    Certainly not in each promote it operates in. Which is why Facebook leans so closely on AI — shrinking the associated fee to its enterprise however piling content-related threat onto everybody else.
    Facebook claims its automated instruments for detecting hate speech have gotten higher, saying that in Q1 this 12 months it elevated the proactive detection charge for hate speech to 65.4% — up from 58.8% in This fall 2017 and 38% in Q2 2017.
    However it additionally says it solely eliminated 4 million items of hate speech globally in Q1. Which sounds extremely tiny vs the dimensions of Facebook’s platform and the amount of content material that can be generated each day by its thousands and thousands and thousands and thousands of energetic customers.
    Without instruments for unbiased researchers to question the substance and unfold of content material on Facebook’s platform it’s merely not attainable to know what number of items of hate speech are going undetected. But — to be clear — this unregulated firm nonetheless will get to mark its personal homework. 
    In only one instance of how Facebook is ready to shrink notion of the amount of problematic content material it’s fencing, of the 213 items of content material associated to Assam and the NCR that Avaaz judged to be hate speech and reported to Facebook it eliminated lower than half (96).
    Yet Facebook additionally instructed us it takes down all content material that violates its group requirements — suggesting it’s making use of a much more dilute definition of hate speech than Avaaz. Unsurprising for a US firm whose nascent disaster PR content material assessment board‘s constitution contains the phrase “free expression is paramount”. But for a corporation that additionally claims to wish to forestall battle and peace-build it’s reasonably conflicted, to say the least. 
    As issues stand, Facebook’s self-reported hate speech efficiency metrics are meaningless. It’s not possible for anybody outdoors the corporate to quantify or benchmark platform knowledge. Because nobody besides Facebook has the total image — and it’s not opening its platform for ethnical audit. Even because the impacts of dangerous, hateful stuff unfold on Facebook proceed to bleed out and injury lives all over the world. 

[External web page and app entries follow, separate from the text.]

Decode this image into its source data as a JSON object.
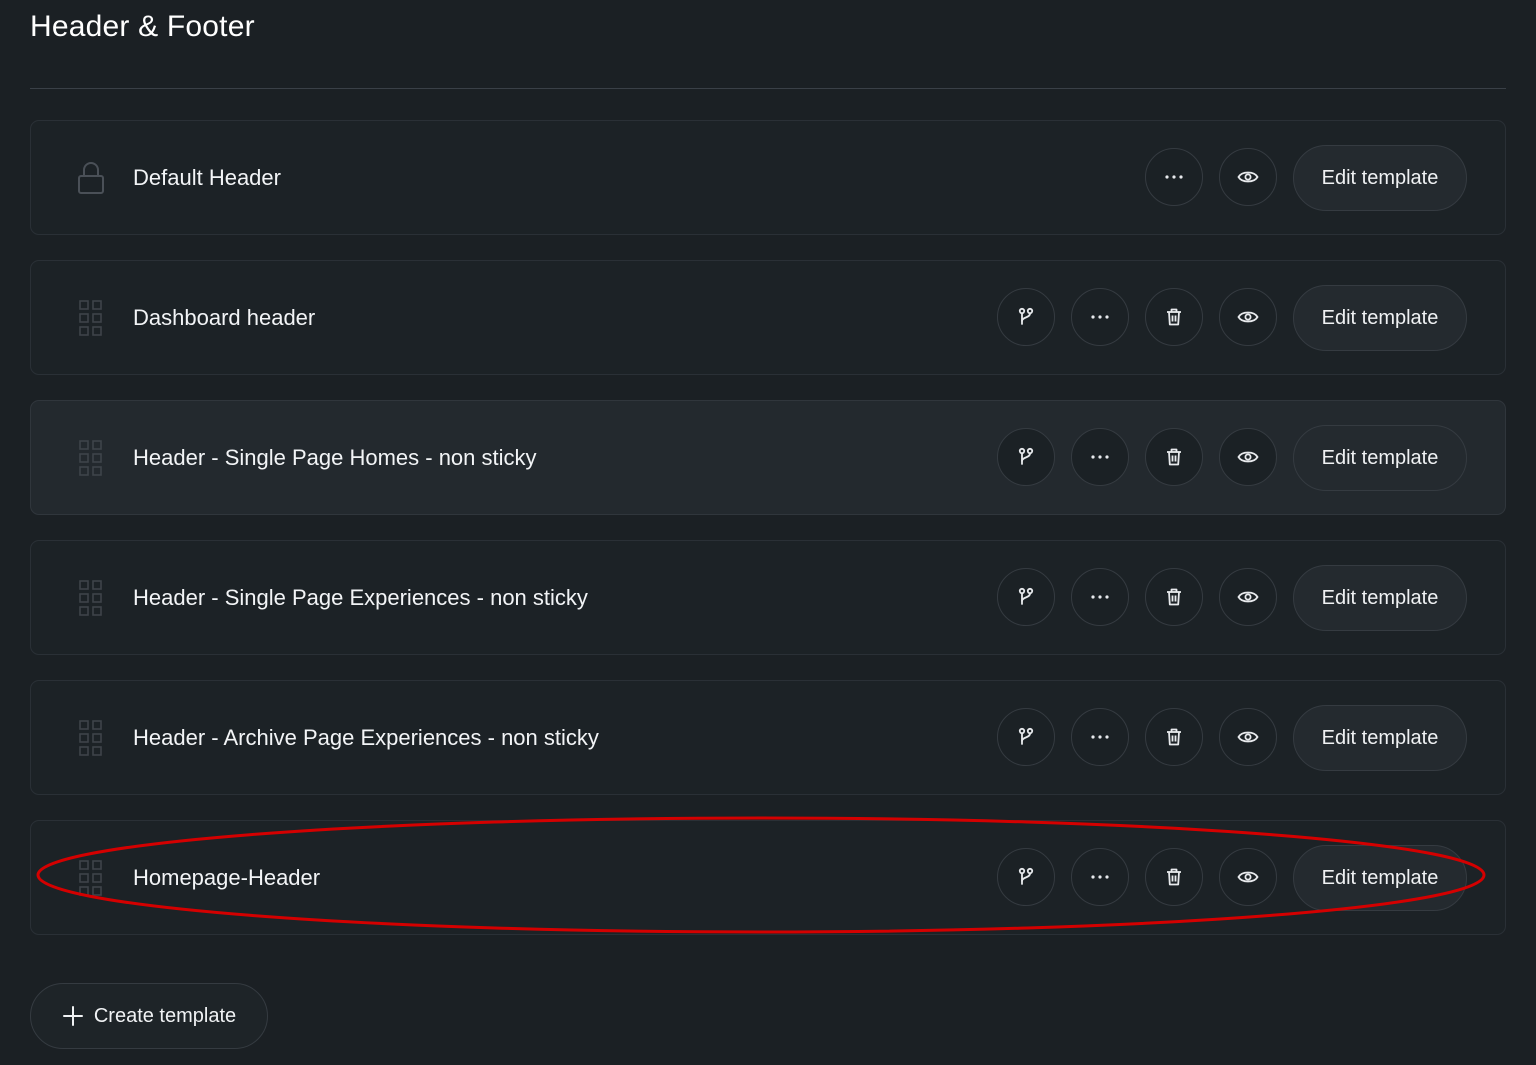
{
  "page": {
    "title": "Header & Footer"
  },
  "templates": [
    {
      "label": "Default Header",
      "locked": true,
      "icon": "lock-icon"
    },
    {
      "label": "Dashboard header",
      "locked": false,
      "icon": "drag-handle-icon"
    },
    {
      "label": "Header - Single Page Homes - non sticky",
      "locked": false,
      "icon": "drag-handle-icon",
      "hovered": true
    },
    {
      "label": "Header - Single Page Experiences - non sticky",
      "locked": false,
      "icon": "drag-handle-icon"
    },
    {
      "label": "Header - Archive Page Experiences - non sticky",
      "locked": false,
      "icon": "drag-handle-icon"
    },
    {
      "label": "Homepage-Header",
      "locked": false,
      "icon": "drag-handle-icon",
      "annotated": true
    }
  ],
  "actions": {
    "edit_label": "Edit template",
    "more_icon": "more-horizontal-icon",
    "preview_icon": "eye-icon",
    "delete_icon": "trash-icon",
    "conditions_icon": "branch-icon"
  },
  "footer": {
    "create_label": "Create template",
    "create_icon": "plus-icon"
  },
  "colors": {
    "background": "#1b2024",
    "row": "#1c2226",
    "row_hover": "#23292e",
    "annotation": "#d40000"
  }
}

    Recent Articles

    Razer Kraken X review: A no-frills take on a headset that had few frills to begin with

    The Razer Kraken has lengthy been a favourite of individuals shopping for a gaming headset on a budget. Listing at $80, and infrequently discounted...

    Fluance Ai60 Bluetooth speaker review: Large and in charge!

    Since 1999, Canadian audio firm Fluance has constructed a fame for high-performance, high-value passive audio system, turntables, and what it calls “music systems”—self-powered Bluetooth...

    The Outer Worlds (Nintendo Switch) Review | TechSwitch

    Verdict The Outer Worlds on Nintendo Switch is a satisfactory iteration of Obsidian Entertainment's glorious RPG, however arguably makes too many sacrifices to permit for...

    The best laptops: Premium laptops, budget laptops, 2-in-1s, and more

    The greatest laptops of 2020 are experiencing a seismic shift. With the near-simultaneous launches of AMD's Ryzen 4000 and Intel's Comet Lake-H cell CPUs, we have...

    Related Stories

    Stay on op - Ge the daily news in your inbox